Many have said that in order to overcome the division, we have to be willing to share. That’s true. But anyone who thinks that can be done only through taxes and levies or collective bargaining and grouping is mistaken. Sharing means that we must demonstrate a collective willingness to jointly suffer the changes that arise from German unity.

(Sustained applause from deputies of the CDU/CSU, the FDP, the SPD, and Alliance 90/The Greens)

That’s why even in the so-called eleven old federal states – incidentally, Baden-Württemberg is not all that old compared to Saxony – not everything can stay as it was, and that includes Bonn and the Rhineland.

(Applause from deputies of the CDU/CSU, the FDP, the SPD, and Alliance 90/The Greens)

If we want to overcome the division, if we truly want to find unity, we need trust and we must be able to depend on each other. Therefore, in making this decision, it’s important to me that, over the course of 40 years, no one had any doubts that parliament and the government would have their seat in Berlin again after the restoration of German unity.

(Applause from deputies of the CDU/CSU, the FDP, the SPD, and Alliance 90/The Greens)

In these forty years – this much is also true – the Basic Law, the old Federal Republic of Germany with its provisional capital of Bonn stood for freedom, democracy, and the state under the rule of law. But it always stood in that way for all of Germany. And the symbol for unity and freedom, for democracy and constitutional statehood for all of Germany was, like no other city, always Berlin:

(Applause from deputies of the CDU/CSU, the FDP, the SPD, and Alliance 90/The Greens)
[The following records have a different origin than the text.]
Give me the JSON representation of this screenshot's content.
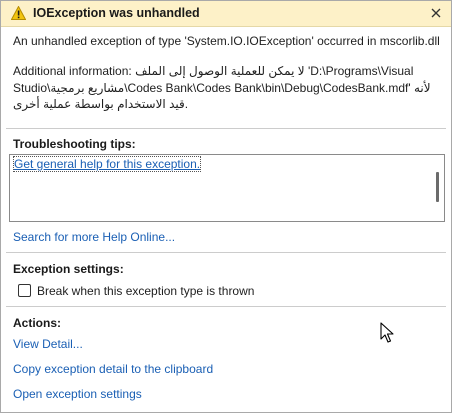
{
  "titlebar": {
    "title": "IOException was unhandled",
    "icon": "warning-icon",
    "close_icon": "close-icon",
    "background": "#fdf1c8"
  },
  "message": {
    "main": "An unhandled exception of type 'System.IO.IOException' occurred in mscorlib.dll",
    "additional_lines": [
      "Additional information: لا يمكن للعملية الوصول إلى الملف 'D:\\Programs\\Visual",
      "Studio\\مشاريع برمجية\\Codes Bank\\Codes Bank\\bin\\Debug\\CodesBank.mdf' لأنه",
      "قيد الاستخدام بواسطة عملية أخرى."
    ]
  },
  "troubleshooting": {
    "title": "Troubleshooting tips:",
    "tips": [
      "Get general help for this exception."
    ],
    "search_link": "Search for more Help Online..."
  },
  "exception_settings": {
    "title": "Exception settings:",
    "break_label": "Break when this exception type is thrown",
    "break_checked": false
  },
  "actions": {
    "title": "Actions:",
    "items": [
      "View Detail...",
      "Copy exception detail to the clipboard",
      "Open exception settings"
    ]
  },
  "colors": {
    "link": "#1a5fb4",
    "separator": "#cccccc",
    "warning": "#f2c40f"
  }
}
from the airlift to June 17, 1953, from the building of the Wall in August 1961 to November 9, 1989, and to October 3 of last year.

Integration into a unified Europe and into the alliance of the free West has preserved peace and liberty for us and made unity possible. And the free world’s solidarity with the unity and freedom of the Germans expressed itself nowhere more strongly than in Berlin. Would we really be reunited today without Berlin? I think not.

(Applause from deputies of the CDU/CSU, the FDP, the SPD, and Alliance 90/The Greens)

German unity and European unity are interdependent. We have always said that, and it has proven to be true. My home, as I have said, is in the neighborhood of Straßburg. But Europe is more than Western Europe.

(Applause from deputies of the CDU/CSU, the FDP, the SPD, and Alliance 90/The Greens)

Germany, the Germans, we have won our unity because Europe wanted to overcome its division.

That is why a decision for Berlin is also a decision for overcoming the division of Europe.

(Applause from deputies of the CDU/CSU, the FDP, the SPD, and Alliance 90/The Greens)

I say it once more, dear colleagues: the issue today is not Bonn or Berlin, the issue is the future of all of us, our future in our reunited Germany, which must still find its inner unity, and our future in a Europe that must realize its unity if it wants to live up to its responsibility for peace, liberty, and social justice.

That is why I ask you sincerely: vote with me for Berlin.

(Long sustained applause from deputies of the CDU/CSU, the FDP, the SPD, and Alliance 90/The Greens – Deputies of the CDU/CSU and the SPD rise. – Deputy Willy Brandt [SPD] congratulates deputy Dr. Wolfgang Schäuble [CDU/CSU])

Source: German Bundestag, ed., Stenographische Berichte [Stenographic Reports], 12th legislative period, 34th session, June 20, 1991. Bonn, 1991, pp. 2736-38 and 2746-47.

Translation: Thomas Dunlap